#### [Source information]
[Start of section]

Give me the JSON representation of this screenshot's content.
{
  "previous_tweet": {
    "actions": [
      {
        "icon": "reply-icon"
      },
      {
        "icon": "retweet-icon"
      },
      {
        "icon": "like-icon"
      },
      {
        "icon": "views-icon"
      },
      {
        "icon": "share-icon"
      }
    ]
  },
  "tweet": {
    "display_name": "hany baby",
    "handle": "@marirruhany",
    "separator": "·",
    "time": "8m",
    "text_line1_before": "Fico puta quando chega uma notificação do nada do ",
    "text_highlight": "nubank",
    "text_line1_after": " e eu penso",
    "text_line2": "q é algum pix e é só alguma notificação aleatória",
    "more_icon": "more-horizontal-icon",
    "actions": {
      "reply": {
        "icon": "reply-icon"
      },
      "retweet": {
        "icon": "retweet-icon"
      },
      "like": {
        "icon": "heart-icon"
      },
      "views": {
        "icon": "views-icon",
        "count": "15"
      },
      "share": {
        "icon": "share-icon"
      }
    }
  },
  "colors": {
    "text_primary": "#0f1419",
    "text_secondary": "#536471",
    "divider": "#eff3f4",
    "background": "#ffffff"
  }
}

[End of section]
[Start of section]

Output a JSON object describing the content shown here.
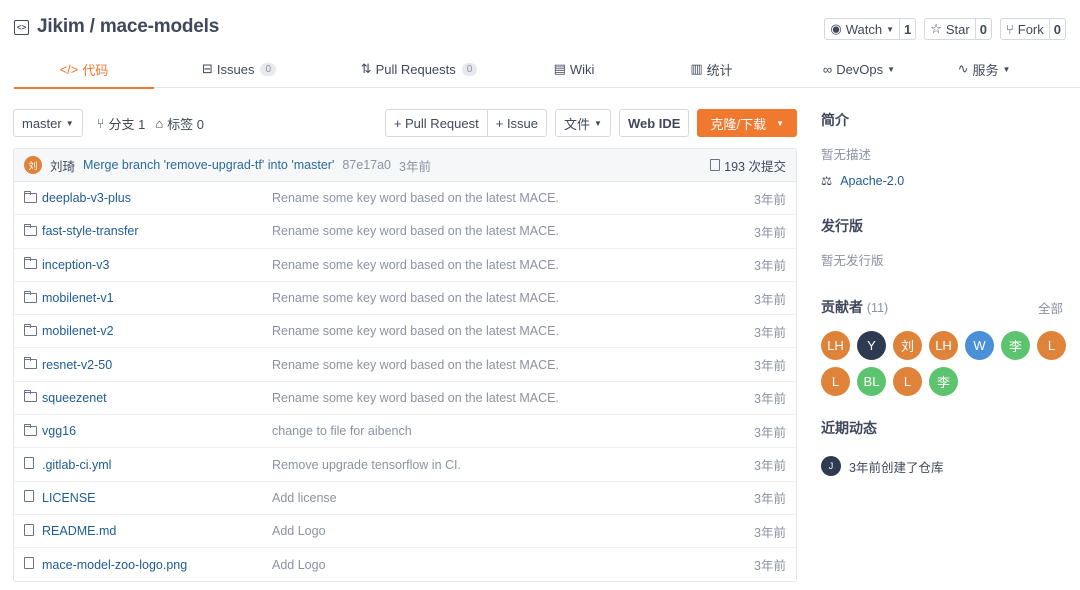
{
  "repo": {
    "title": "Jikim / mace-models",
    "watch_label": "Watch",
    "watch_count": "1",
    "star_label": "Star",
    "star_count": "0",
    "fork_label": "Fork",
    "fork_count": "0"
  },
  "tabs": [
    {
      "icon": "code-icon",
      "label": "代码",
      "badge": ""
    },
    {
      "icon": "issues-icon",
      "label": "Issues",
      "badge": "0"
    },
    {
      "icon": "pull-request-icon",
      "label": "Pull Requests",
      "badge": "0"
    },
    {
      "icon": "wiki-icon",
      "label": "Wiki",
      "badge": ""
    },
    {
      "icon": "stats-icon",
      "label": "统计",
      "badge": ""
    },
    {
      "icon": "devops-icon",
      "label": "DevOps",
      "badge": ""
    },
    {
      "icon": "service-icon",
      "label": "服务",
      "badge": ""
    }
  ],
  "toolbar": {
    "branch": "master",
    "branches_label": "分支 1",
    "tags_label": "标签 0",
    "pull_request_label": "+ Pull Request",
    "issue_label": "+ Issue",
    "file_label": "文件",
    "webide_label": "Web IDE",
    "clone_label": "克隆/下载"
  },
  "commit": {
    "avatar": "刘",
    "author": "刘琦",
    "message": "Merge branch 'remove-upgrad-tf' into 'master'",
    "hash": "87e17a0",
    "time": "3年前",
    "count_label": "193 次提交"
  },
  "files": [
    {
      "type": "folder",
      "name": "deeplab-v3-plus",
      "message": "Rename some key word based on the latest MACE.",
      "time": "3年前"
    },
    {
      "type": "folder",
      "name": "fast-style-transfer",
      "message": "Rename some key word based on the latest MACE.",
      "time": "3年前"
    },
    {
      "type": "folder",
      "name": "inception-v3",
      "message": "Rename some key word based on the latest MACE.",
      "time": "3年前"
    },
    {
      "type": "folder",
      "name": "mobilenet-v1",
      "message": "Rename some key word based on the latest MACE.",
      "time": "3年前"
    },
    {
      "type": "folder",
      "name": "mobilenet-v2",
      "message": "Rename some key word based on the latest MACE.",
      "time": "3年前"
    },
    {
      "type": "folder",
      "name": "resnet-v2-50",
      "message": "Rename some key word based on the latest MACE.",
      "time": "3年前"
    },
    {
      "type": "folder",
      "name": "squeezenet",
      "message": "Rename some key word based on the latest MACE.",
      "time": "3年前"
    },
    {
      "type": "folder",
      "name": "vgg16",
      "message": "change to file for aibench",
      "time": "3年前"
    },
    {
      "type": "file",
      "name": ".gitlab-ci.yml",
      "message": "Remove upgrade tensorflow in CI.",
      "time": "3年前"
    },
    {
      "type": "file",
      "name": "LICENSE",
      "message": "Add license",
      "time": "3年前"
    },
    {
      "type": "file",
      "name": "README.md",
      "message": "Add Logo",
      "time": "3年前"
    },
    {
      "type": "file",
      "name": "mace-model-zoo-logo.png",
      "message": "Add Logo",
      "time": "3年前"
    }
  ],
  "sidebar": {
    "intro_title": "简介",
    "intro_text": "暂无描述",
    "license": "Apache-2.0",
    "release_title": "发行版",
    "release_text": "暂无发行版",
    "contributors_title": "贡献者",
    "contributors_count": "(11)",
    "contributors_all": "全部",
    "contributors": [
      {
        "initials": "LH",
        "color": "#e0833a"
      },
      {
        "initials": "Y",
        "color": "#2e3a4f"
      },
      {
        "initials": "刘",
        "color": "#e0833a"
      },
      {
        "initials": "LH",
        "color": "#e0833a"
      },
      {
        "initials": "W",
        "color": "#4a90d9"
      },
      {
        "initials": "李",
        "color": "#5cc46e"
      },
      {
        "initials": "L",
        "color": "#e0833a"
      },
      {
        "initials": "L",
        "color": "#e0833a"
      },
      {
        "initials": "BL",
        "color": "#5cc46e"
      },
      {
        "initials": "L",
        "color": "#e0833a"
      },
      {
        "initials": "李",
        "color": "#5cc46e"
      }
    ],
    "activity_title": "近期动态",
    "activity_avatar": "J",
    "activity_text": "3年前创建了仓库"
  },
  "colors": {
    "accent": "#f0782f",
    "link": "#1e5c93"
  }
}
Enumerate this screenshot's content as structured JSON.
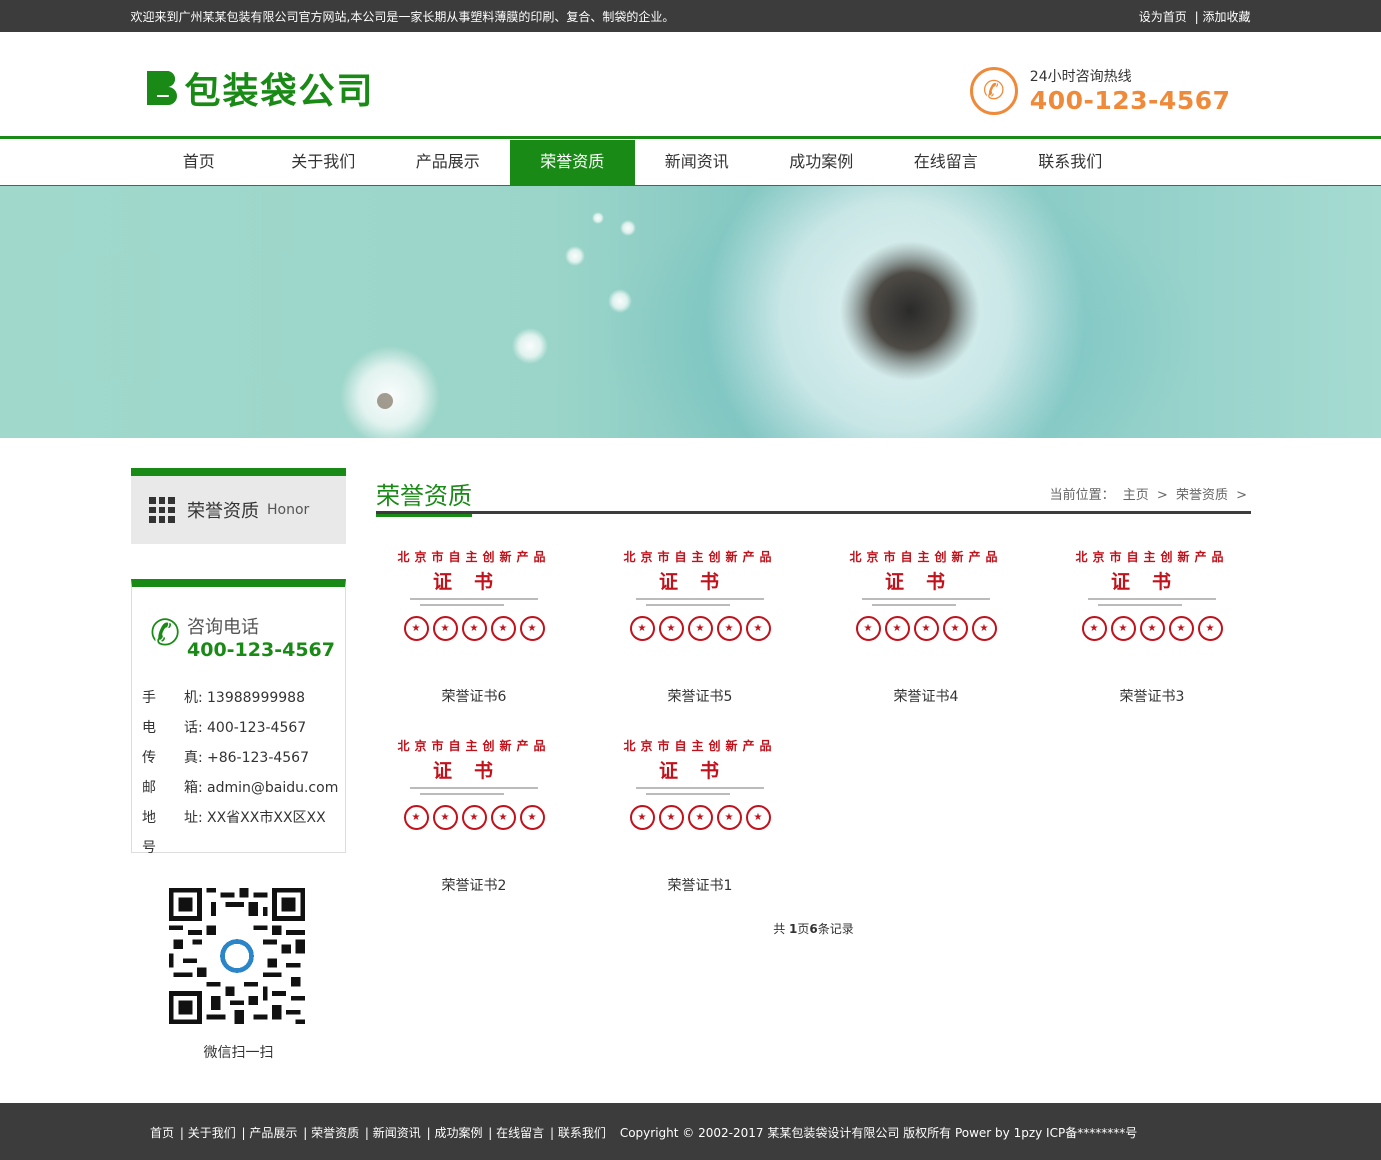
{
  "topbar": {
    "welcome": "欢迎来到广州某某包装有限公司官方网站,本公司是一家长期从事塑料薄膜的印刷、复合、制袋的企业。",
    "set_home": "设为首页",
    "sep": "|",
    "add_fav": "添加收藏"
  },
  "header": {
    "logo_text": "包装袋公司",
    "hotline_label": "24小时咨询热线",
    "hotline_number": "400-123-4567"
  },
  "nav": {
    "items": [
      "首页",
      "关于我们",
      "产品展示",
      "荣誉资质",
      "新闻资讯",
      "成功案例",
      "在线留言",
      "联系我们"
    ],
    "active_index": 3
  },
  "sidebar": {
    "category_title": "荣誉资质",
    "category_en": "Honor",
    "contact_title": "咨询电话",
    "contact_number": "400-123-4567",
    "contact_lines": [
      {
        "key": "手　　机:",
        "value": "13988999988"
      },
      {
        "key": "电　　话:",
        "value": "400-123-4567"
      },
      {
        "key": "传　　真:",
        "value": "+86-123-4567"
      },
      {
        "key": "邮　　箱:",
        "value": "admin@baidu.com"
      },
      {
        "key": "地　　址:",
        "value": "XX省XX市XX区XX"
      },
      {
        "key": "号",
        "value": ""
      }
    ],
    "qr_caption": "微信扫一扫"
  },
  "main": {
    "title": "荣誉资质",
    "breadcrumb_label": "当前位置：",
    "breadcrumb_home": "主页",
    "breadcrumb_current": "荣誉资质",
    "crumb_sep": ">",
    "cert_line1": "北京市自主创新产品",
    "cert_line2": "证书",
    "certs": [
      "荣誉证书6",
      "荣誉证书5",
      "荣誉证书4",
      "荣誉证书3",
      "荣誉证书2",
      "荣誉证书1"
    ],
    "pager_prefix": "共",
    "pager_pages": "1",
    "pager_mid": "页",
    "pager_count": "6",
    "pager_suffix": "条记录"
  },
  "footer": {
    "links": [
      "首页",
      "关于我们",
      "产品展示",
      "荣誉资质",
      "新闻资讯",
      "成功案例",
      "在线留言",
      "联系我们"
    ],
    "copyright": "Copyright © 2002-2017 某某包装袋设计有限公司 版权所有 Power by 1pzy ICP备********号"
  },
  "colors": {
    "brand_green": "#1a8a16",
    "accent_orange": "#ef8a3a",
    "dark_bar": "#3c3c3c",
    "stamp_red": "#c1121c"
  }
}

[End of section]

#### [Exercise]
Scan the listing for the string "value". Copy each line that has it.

#### [Expected output]
        "value": "13988999988"
        "value": "400-123-4567"
        "value": "+86-123-4567"
        "value": "admin@baidu.com"
        "value": "XX省XX市XX区XX"
        "value": ""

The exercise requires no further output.